All of the data that follows should be written out exactly.

:: Entries provided ::

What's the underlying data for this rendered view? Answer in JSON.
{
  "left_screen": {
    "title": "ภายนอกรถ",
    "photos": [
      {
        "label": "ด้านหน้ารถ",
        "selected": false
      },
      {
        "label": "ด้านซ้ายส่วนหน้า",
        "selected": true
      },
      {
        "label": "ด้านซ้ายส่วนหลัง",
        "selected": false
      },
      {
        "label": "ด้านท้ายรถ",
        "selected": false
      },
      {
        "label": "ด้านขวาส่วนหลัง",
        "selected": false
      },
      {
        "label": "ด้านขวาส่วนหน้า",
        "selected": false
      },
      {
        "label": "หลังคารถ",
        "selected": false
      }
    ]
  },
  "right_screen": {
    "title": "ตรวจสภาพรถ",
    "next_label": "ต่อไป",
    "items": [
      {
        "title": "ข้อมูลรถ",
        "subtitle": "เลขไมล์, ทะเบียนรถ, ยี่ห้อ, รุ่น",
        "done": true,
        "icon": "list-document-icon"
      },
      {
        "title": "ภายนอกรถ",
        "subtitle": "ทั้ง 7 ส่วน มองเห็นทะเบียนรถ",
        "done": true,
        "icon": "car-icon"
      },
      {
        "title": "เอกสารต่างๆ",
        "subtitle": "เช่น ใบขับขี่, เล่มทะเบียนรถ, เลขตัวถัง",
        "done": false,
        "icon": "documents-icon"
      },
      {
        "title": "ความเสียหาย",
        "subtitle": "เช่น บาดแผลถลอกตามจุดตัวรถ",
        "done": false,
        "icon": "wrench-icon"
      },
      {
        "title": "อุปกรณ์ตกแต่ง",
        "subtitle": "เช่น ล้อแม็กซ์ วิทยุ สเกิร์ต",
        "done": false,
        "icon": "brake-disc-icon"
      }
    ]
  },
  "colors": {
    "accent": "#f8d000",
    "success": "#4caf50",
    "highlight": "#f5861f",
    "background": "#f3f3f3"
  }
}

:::

Finished task:
What's the underlying data for this rendered view? Answer in JSON.
{
  "left_screen": {
    "title": "ภายนอกรถ",
    "photos": [
      {
        "label": "ด้านหน้ารถ",
        "selected": false
      },
      {
        "label": "ด้านซ้ายส่วนหน้า",
        "selected": true
      },
      {
        "label": "ด้านซ้ายส่วนหลัง",
        "selected": false
      },
      {
        "label": "ด้านท้ายรถ",
        "selected": false
      },
      {
        "label": "ด้านขวาส่วนหลัง",
        "selected": false
      },
      {
        "label": "ด้านขวาส่วนหน้า",
        "selected": false
      },
      {
        "label": "หลังคารถ",
        "selected": false
      }
    ]
  },
  "right_screen": {
    "title": "ตรวจสภาพรถ",
    "next_label": "ต่อไป",
    "items": [
      {
        "title": "ข้อมูลรถ",
        "subtitle": "เลขไมล์, ทะเบียนรถ, ยี่ห้อ, รุ่น",
        "done": true,
        "icon": "list-document-icon"
      },
      {
        "title": "ภายนอกรถ",
        "subtitle": "ทั้ง 7 ส่วน มองเห็นทะเบียนรถ",
        "done": true,
        "icon": "car-icon"
      },
      {
        "title": "เอกสารต่างๆ",
        "subtitle": "เช่น ใบขับขี่, เล่มทะเบียนรถ, เลขตัวถัง",
        "done": false,
        "icon": "documents-icon"
      },
      {
        "title": "ความเสียหาย",
        "subtitle": "เช่น บาดแผลถลอกตามจุดตัวรถ",
        "done": false,
        "icon": "wrench-icon"
      },
      {
        "title": "อุปกรณ์ตกแต่ง",
        "subtitle": "เช่น ล้อแม็กซ์ วิทยุ สเกิร์ต",
        "done": false,
        "icon": "brake-disc-icon"
      }
    ]
  },
  "colors": {
    "accent": "#f8d000",
    "success": "#4caf50",
    "highlight": "#f5861f",
    "background": "#f3f3f3"
  }
}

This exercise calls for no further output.